Toyota will defy critics who claim that fuel cell technology is not yet ready for the auto market and that the recharging infrastructure is too undeveloped to support the vehicles powered by them, Bob Carter, senior vice president of automotive operations for the carmaker’s United States unit, said at the Automotive News World Congress.
"I realize that there is no shortage of naysayers regarding the viability of this technology and the infrastructure to support it," Carter remarked. "If others want to tune out this technology, that's fine." Critics have said that the cost of building a hydrogen refueling station – estimated at $1 million and $2 million -- will prevent the infrastructure from developing rapidly.
Carter, however, said that the estimates are misleading, forecasting that an infrastructure will quickly rise with ready-to-use hydrogen being shipped to existing fuel stations. Toyota unveiled its FCV fuel cell concept at the 2014 Detroit auto show and vowed to roll out the car to showrooms in 2015. Carter expects hydrogen to be eventually cheaper for drivers than gasoline.

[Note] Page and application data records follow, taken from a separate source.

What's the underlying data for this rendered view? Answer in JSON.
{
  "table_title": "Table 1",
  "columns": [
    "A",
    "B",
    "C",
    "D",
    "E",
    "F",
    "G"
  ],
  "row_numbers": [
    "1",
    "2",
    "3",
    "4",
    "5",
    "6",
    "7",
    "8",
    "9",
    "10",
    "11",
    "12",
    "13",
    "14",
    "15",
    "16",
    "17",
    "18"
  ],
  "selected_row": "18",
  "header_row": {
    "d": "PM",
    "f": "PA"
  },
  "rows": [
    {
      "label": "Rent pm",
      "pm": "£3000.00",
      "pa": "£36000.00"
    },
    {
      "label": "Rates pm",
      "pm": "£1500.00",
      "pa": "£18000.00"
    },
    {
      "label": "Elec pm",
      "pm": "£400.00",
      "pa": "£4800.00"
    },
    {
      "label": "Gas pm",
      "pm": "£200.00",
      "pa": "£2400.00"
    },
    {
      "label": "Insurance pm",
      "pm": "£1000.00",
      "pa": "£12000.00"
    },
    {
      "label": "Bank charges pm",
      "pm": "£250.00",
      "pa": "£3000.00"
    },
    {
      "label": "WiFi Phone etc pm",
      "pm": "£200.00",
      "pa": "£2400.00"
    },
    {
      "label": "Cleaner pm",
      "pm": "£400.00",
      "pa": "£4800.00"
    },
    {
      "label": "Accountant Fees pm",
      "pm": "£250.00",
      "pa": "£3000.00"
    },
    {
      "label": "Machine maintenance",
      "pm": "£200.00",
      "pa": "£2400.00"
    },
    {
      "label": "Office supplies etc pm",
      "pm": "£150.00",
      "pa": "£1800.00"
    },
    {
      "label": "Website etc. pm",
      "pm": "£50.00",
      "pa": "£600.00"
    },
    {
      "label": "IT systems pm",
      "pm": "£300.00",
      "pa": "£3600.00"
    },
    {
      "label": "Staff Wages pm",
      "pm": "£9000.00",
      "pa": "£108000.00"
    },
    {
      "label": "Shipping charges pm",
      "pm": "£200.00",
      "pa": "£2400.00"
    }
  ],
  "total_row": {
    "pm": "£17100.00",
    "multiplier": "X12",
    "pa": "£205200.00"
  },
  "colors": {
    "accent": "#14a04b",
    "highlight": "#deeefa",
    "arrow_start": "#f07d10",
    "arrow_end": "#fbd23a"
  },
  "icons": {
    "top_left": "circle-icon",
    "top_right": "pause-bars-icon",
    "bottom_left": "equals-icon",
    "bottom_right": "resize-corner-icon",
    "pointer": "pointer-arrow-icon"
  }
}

He said that as part of its durability testing, Toyota engineers fired small-caliber bullets at the fuel tanks of the FCV. The bullets, however, failed to pierce the tanks and just bounced off. Engineers upped the tempo to 50-caliber bullets, which barely penetrate the material. "We wanted to know what it takes to actually pierce them," Carter said after his presentation at the show.